                                              Things are changing, but its not necessarily because of low alcohol that its not listed on the label.
                                              I'm quite ignorant of specific US laws, but I think that beer in general has had 2 strengths; 4% and 5%. This to satisfy state regulations on where and who can sell certain types (as in bible states, gas stations, supermarkets etc etc).
                                              To further murk the waters, US alcohol specifics are sometimes defined in % by weight, ie 3.2% by weight which is equivalent to 4% by volume...

                                              Anyways, I'm not here to say its like water or not (I sometimes tongue-in-cheek say drinking US beer is like making love in a canoe: f***ing close to water), all I'm saying is that its cheap. And theres something to be said about that...

                                              1. re: porker

                                                I believe there is a cutoff strength at which commercial beer has to be labeled malt liquor in the States. Even Singha comes (or used to) labeled "malt beverage" or some such due to its being over that magical percentage.

                                                1. re: porker

                                                  There's actually nothing to be said for touting cheap american beer prices when you know the product touted is garbage on every angle.

                                                  1. re: everyonelovessushi

                                                    Not all American beer is Bud Light, just like not all Canadian beer is Molson. Grow up.

                                        4. re: porker

                                          Cheap beer in the states certainly exists. You can drink water too, and it's free.

                                        5. Biscuits to make biscuits & gravy, deep dish pizza, tea to make thai iced tea.

                                          Thanks for letting us know about where to get old bay seasoning:)

                                          2 Replies
                                          1. re: hala

                                            Yes, I found it in that fish store that's way to the right when you walk in through the main entrance of Jean-Talon, past the butcher's, etc.. Crab cakes just weren't the same without. Oh, and I've picked up some canned lump crab meat, now, too.

                                            1. re: hala
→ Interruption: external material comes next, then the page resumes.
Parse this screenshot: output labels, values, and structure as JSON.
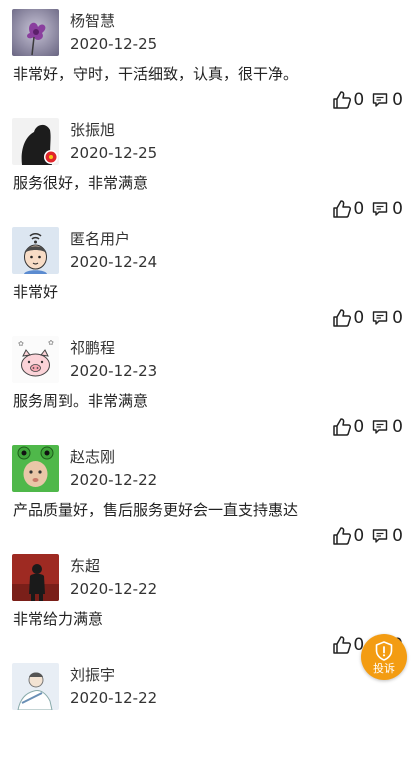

                                              You don't need biscuits to make B&G. You need sausage. Jimmy Dean or I use Tennessee Pride.

                                              DT